LaRue seems to have finally adjusted to his role of backup catcher after having an extremely unproductive season in 2008. Thurston was useful in April but since then has seemingly found new and unusual ways to sabotage games in almost every meaningful appearance that he's made. Glaus is one year removed from a 99 RBI season in which he inexplicably became a Gold Glove-caliber defender, but ended up being shelved due to injury for nearly the entire season and is currently a huge question mark.
Dodgers: Brad Ausmus, Juan Castro, Jim Thome, Orlando Hudson, Mark Loretta, Juan Pierre

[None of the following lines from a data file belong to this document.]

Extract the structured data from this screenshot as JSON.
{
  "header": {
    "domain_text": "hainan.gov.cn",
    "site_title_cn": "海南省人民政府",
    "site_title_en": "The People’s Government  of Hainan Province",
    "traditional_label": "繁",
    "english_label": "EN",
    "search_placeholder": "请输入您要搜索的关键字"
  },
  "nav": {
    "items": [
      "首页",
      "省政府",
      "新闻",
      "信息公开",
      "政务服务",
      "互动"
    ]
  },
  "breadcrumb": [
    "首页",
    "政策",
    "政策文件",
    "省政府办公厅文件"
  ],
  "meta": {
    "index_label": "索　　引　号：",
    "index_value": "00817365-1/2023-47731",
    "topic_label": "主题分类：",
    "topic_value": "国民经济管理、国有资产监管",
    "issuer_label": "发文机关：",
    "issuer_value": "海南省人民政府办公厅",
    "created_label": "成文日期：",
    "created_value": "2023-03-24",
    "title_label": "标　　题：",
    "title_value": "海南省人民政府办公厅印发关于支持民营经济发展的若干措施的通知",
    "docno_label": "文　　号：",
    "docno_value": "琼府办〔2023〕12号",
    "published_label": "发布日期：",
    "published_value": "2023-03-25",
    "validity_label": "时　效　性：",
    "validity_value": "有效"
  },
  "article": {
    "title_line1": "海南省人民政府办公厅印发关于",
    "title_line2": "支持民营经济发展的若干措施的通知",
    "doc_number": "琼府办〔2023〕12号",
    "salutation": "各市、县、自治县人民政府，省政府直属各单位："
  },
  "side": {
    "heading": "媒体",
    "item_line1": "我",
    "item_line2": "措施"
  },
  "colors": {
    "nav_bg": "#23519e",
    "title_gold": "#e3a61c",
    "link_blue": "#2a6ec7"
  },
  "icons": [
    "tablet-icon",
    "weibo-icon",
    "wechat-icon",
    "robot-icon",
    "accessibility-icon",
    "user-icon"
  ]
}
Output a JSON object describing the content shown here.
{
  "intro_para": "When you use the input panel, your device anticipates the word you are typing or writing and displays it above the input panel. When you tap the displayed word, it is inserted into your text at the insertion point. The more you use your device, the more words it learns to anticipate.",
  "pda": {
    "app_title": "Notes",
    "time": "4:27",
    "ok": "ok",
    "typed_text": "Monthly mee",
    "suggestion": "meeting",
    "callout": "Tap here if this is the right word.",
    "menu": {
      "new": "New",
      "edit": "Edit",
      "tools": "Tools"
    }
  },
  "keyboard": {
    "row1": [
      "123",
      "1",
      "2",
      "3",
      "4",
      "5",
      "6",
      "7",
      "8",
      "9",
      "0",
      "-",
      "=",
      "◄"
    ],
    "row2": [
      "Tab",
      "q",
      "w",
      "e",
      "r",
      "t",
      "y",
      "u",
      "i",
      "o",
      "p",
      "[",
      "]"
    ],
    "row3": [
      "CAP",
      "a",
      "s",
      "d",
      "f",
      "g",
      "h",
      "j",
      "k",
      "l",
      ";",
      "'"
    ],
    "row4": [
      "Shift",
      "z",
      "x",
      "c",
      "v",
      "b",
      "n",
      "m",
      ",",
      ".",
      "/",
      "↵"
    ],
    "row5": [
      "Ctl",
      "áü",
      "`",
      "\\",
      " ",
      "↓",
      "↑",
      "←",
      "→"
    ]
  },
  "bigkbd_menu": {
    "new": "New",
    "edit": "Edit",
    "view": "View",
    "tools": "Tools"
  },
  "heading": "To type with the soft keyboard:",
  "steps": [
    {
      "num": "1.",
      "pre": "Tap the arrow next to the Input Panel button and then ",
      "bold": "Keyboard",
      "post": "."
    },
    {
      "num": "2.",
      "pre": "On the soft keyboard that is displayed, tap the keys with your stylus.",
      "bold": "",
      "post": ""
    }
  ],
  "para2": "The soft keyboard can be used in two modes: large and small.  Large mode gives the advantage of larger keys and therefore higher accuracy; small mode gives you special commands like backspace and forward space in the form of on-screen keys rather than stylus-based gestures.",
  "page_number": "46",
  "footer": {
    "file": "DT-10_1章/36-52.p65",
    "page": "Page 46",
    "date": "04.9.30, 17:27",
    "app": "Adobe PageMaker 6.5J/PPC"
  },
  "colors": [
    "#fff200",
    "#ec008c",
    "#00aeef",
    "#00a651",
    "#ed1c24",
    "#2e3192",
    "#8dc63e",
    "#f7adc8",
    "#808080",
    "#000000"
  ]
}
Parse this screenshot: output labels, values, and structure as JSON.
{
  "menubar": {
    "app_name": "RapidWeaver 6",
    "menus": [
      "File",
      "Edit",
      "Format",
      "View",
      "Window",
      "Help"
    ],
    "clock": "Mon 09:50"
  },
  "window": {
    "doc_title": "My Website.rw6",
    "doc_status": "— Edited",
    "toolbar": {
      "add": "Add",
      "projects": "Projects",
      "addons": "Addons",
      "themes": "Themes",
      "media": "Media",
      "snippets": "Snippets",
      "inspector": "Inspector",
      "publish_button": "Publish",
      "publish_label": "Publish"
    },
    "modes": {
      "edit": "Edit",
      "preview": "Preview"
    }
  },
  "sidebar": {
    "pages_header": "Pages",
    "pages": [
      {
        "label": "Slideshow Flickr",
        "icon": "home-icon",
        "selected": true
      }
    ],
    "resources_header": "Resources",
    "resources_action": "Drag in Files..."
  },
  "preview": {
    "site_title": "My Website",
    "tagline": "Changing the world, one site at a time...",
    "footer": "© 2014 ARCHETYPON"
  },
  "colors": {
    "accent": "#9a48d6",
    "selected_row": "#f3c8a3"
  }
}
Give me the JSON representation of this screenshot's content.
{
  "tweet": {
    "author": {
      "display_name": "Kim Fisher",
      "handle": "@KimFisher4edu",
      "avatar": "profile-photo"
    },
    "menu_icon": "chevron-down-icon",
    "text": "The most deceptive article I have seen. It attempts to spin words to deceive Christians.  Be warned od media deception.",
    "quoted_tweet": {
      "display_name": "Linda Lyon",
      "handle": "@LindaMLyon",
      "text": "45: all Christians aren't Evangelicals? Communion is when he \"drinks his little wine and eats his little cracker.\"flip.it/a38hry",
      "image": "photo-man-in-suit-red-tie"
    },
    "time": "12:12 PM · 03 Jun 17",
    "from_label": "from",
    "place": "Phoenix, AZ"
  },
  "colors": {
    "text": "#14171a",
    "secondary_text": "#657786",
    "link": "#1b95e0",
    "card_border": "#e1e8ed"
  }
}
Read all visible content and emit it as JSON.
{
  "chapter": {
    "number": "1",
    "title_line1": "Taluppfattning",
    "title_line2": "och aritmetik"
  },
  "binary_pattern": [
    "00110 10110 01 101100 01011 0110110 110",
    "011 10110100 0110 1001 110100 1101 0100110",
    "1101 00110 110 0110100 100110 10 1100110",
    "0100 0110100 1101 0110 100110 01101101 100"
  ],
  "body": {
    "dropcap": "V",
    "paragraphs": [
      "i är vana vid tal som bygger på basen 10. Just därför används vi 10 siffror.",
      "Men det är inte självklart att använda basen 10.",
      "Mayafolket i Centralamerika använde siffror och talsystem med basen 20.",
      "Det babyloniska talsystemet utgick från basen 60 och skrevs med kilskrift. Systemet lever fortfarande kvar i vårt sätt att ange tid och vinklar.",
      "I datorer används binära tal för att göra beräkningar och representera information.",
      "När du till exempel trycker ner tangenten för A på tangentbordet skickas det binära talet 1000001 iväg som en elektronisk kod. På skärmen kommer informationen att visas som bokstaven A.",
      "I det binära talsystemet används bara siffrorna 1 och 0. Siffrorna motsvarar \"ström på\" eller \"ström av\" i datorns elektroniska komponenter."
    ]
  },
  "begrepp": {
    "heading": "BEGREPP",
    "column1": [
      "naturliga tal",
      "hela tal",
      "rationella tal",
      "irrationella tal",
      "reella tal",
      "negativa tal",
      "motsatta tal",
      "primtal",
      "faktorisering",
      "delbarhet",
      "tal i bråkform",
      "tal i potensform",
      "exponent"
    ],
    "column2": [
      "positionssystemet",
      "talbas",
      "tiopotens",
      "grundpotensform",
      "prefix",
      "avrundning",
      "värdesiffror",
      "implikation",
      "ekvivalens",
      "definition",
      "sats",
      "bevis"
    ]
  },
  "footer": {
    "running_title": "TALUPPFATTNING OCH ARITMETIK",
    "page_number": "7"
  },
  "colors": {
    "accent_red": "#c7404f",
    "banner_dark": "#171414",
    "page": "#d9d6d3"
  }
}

I'm not entirely sure how Ausmus still has a roster spot with anyone, but he has actually managed to post his best OPS season since 2000. Thome is apparently going to be called upon to make a Kirk Gibson World Series-style appearance at some point. Hudson and Pierre are extremely useful players to have on your bench, even though certain Dodgers fans could probably do without the latter. Mark Loretta is only useful in that he can play multiple positions and that he's racked up some experience points.
Cardinals: Tony La Russa
La Russa has appeared in 5 World Series and won 2. His style is abrasive and contradictory to what would seem to be basic human logic at times, but it's tough to argue with results. The fact remains that his teams nearly always win, even when they really shouldn't.
Dodgers: Joe Torre
Torre has led teams to 6 World Series appearances and 4 titles. His teams were fairly unremarkable until he was hired by the Yankees and is now trying to prove himself in the superior league.
Prediction: Cardinals in 4
Sure, my prediction might not mesh with my position by position breakdown which ever so slightly favors the Dodgers. The Cardinals have done very well against the Dodgers in recent years, including in the playoffs. I think Carpenter and Wainwright will be very hard for the Dodgers to overcome and am generally feeling pretty confident about this series. No matter what the outcome, hopefully it will be a fun one to watch.